Drought takes last freshwater lagoon in Doñana


The last remaining wetland in Doñana National Park has been reduced to a puddle after a relentless drought in southern Spain.

Santa Olalla Lagoon was the largest body of freshwater at the famous reserve, declared a UNESCO World Heritage Site in 1994, and supported Greater Flamingos, White-headed Ducks and thousands of migratory birds.

Santa Olalla Lagoon is normally full of Greater Flamingos (Chris Scaife).

Carmen Díaz, researcher at the Doñana Biological Station, said: "It is assumed that there is no water at all in the entire park. I have seen the deterioration over two months. The birds were gathering, and the lagoon was full of flamingos, until suddenly they all disappeared.

"Everything that is strictly aquatic has died, including the eel, which is in danger of extinction, and other species of fish such as cornets and aquatic insects. Plants and amphibians may resist, but not for so long."

Spanish Imperial Eagle is among the suite of species affected by low rainfall (Helge Sorensen).
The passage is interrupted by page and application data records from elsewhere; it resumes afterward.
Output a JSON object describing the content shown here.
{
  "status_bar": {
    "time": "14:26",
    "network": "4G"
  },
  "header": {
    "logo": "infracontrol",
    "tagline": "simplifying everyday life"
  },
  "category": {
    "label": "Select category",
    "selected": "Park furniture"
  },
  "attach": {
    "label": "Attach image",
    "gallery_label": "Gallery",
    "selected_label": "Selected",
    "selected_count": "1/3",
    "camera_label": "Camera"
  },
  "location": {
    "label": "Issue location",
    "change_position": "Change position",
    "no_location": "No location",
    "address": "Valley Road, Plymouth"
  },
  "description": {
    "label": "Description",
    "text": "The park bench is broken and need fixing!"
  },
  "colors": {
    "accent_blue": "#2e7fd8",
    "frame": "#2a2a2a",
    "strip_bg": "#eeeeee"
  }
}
The national park is home to charismatic species such as Spanish Imperial Eagle and Iberian Lynx, both of which are known to suffer during periods of drought.

The lagoon has only dried up twice in modern times: in 1983 and again in 1995, after years of low rainfall. This time, illegal wells constructed to support intensive strawberry farming have worsened the crisis. The lagoon was identifed as 'overexploited' by the government in 2020.

Doñana received very little rainfall between September 2021 and the end of May, with only 282 mm measured, against a 40-year annual average of 540 mm.

Eloy Revilla, director of the Doñana Biological Station, said: "Doñana serves as a sentinel. First it passes through the most fragile areas, then into the marshlands where the harvests are already very poor. We humans will be next. Climate change makes less water available to us."

Santa Olalla has turned into a sticky, salty trap for birds, instead of a valuable refuge. A member of staff attempted to rescue a young Greater Flamingo but had to abort when he started sinking into the mud too. The lagoon's salinity was recently measured at just 12 millisiemens below that of sea water.

The water authority has closed 220 illegal wells since 2018 but it's rarely long before farmers build replacements, any fines being worth the profit from the strawberry harvest.

Meanwhile, the government in the region is expected to push for plans to increase irrigation for strawberries over 1,460 ha on the edge of the national park, despite criticism from the European Comission, UNESCO and a host of other bodies, scientists and even supermarkets. The plans are in breach of the a ruling of the Court of Justice of the European Union in 2021, which condemed Spain for neglecting Doñana.